Information provided:

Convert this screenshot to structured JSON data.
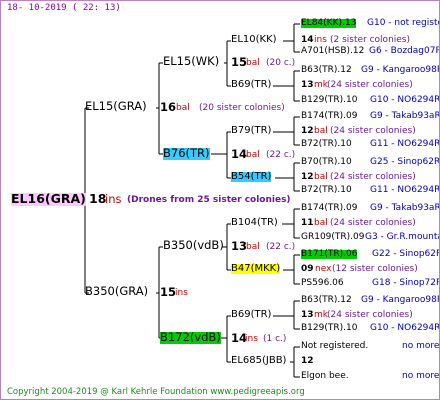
{
  "date": "18- 10-2019 (  22:  13)",
  "copyright": "Copyright 2004-2019 @ Karl Kehrle Foundation    www.pedigreeapis.org",
  "root": {
    "name": "EL16(GRA)",
    "num": "18",
    "unit": "ins",
    "note": "(Drones from 25 sister colonies)"
  },
  "gen1": {
    "upper": {
      "name": "EL15(GRA)",
      "num": "16",
      "unit": "bal",
      "note": "(20 sister colonies)"
    },
    "lower": {
      "name": "B350(GRA)",
      "num": "15",
      "unit": "ins"
    }
  },
  "gen2": {
    "a": {
      "name": "EL15(WK)",
      "num": "15",
      "unit": "bal",
      "note": "(20 c.)"
    },
    "b": {
      "name": "B76(TR)",
      "num": "14",
      "unit": "bal",
      "note": "(22 c.)"
    },
    "c": {
      "name": "B350(vdB)",
      "num": "13",
      "unit": "bal",
      "note": "(22 c.)"
    },
    "d": {
      "name": "B172(vdB)",
      "num": "14",
      "unit": "ins",
      "note": "(1 c.)"
    }
  },
  "gen3": [
    {
      "name": "EL10(KK)",
      "num": "14",
      "unit": "ins",
      "note": "(2 sister colonies)"
    },
    {
      "name": "B69(TR)",
      "num": "13",
      "unit": "mk",
      "note": "(24 sister colonies)"
    },
    {
      "name": "B79(TR)",
      "num": "12",
      "unit": "bal",
      "note": "(24 sister colonies)"
    },
    {
      "name": "B54(TR)",
      "num": "12",
      "unit": "bal",
      "note": "(24 sister colonies)"
    },
    {
      "name": "B104(TR)",
      "num": "11",
      "unit": "bal",
      "note": "(24 sister colonies)"
    },
    {
      "name": "B47(MKK)",
      "num": "09",
      "unit": "nex",
      "note": "(12 sister colonies)"
    },
    {
      "name": "B69(TR)",
      "num": "13",
      "unit": "mk",
      "note": "(24 sister colonies)"
    },
    {
      "name": "EL685(JBB)",
      "num": "12",
      "unit": "",
      "note": ""
    }
  ],
  "gen4": [
    {
      "name": "EL84(KK).13",
      "ref": "G10 - not registe"
    },
    {
      "name": "A701(HSB).12",
      "ref": "G6 - Bozdag07R"
    },
    {
      "name": "B63(TR).12",
      "ref": "G9 - Kangaroo98R"
    },
    {
      "name": "B129(TR).10",
      "ref": "G10 - NO6294R"
    },
    {
      "name": "B174(TR).09",
      "ref": "G9 - Takab93aR"
    },
    {
      "name": "B72(TR).10",
      "ref": "G11 - NO6294R"
    },
    {
      "name": "B70(TR).10",
      "ref": "G25 - Sinop62R"
    },
    {
      "name": "B72(TR).10",
      "ref": "G11 - NO6294R"
    },
    {
      "name": "B174(TR).09",
      "ref": "G9 - Takab93aR"
    },
    {
      "name": "GR109(TR).09",
      "ref": "G3 - Gr.R.mounta"
    },
    {
      "name": "B171(TR).06",
      "ref": "G22 - Sinop62R"
    },
    {
      "name": "PS596.06",
      "ref": "G18 - Sinop72R"
    },
    {
      "name": "B63(TR).12",
      "ref": "G9 - Kangaroo98R"
    },
    {
      "name": "B129(TR).10",
      "ref": "G10 - NO6294R"
    },
    {
      "name": "Not registered.",
      "ref": "no more"
    },
    {
      "name": "Elgon bee.",
      "ref": "no more"
    }
  ]
}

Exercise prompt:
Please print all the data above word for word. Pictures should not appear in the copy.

Task solution:
Convert this screenshot to structured JSON data.
{
  "date": "18- 10-2019 (  22:  13)",
  "copyright": "Copyright 2004-2019 @ Karl Kehrle Foundation    www.pedigreeapis.org",
  "root": {
    "name": "EL16(GRA)",
    "num": "18",
    "unit": "ins",
    "note": "(Drones from 25 sister colonies)"
  },
  "gen1": {
    "upper": {
      "name": "EL15(GRA)",
      "num": "16",
      "unit": "bal",
      "note": "(20 sister colonies)"
    },
    "lower": {
      "name": "B350(GRA)",
      "num": "15",
      "unit": "ins"
    }
  },
  "gen2": {
    "a": {
      "name": "EL15(WK)",
      "num": "15",
      "unit": "bal",
      "note": "(20 c.)"
    },
    "b": {
      "name": "B76(TR)",
      "num": "14",
      "unit": "bal",
      "note": "(22 c.)"
    },
    "c": {
      "name": "B350(vdB)",
      "num": "13",
      "unit": "bal",
      "note": "(22 c.)"
    },
    "d": {
      "name": "B172(vdB)",
      "num": "14",
      "unit": "ins",
      "note": "(1 c.)"
    }
  },
  "gen3": [
    {
      "name": "EL10(KK)",
      "num": "14",
      "unit": "ins",
      "note": "(2 sister colonies)"
    },
    {
      "name": "B69(TR)",
      "num": "13",
      "unit": "mk",
      "note": "(24 sister colonies)"
    },
    {
      "name": "B79(TR)",
      "num": "12",
      "unit": "bal",
      "note": "(24 sister colonies)"
    },
    {
      "name": "B54(TR)",
      "num": "12",
      "unit": "bal",
      "note": "(24 sister colonies)"
    },
    {
      "name": "B104(TR)",
      "num": "11",
      "unit": "bal",
      "note": "(24 sister colonies)"
    },
    {
      "name": "B47(MKK)",
      "num": "09",
      "unit": "nex",
      "note": "(12 sister colonies)"
    },
    {
      "name": "B69(TR)",
      "num": "13",
      "unit": "mk",
      "note": "(24 sister colonies)"
    },
    {
      "name": "EL685(JBB)",
      "num": "12",
      "unit": "",
      "note": ""
    }
  ],
  "gen4": [
    {
      "name": "EL84(KK).13",
      "ref": "G10 - not registe"
    },
    {
      "name": "A701(HSB).12",
      "ref": "G6 - Bozdag07R"
    },
    {
      "name": "B63(TR).12",
      "ref": "G9 - Kangaroo98R"
    },
    {
      "name": "B129(TR).10",
      "ref": "G10 - NO6294R"
    },
    {
      "name": "B174(TR).09",
      "ref": "G9 - Takab93aR"
    },
    {
      "name": "B72(TR).10",
      "ref": "G11 - NO6294R"
    },
    {
      "name": "B70(TR).10",
      "ref": "G25 - Sinop62R"
    },
    {
      "name": "B72(TR).10",
      "ref": "G11 - NO6294R"
    },
    {
      "name": "B174(TR).09",
      "ref": "G9 - Takab93aR"
    },
    {
      "name": "GR109(TR).09",
      "ref": "G3 - Gr.R.mounta"
    },
    {
      "name": "B171(TR).06",
      "ref": "G22 - Sinop62R"
    },
    {
      "name": "PS596.06",
      "ref": "G18 - Sinop72R"
    },
    {
      "name": "B63(TR).12",
      "ref": "G9 - Kangaroo98R"
    },
    {
      "name": "B129(TR).10",
      "ref": "G10 - NO6294R"
    },
    {
      "name": "Not registered.",
      "ref": "no more"
    },
    {
      "name": "Elgon bee.",
      "ref": "no more"
    }
  ]
}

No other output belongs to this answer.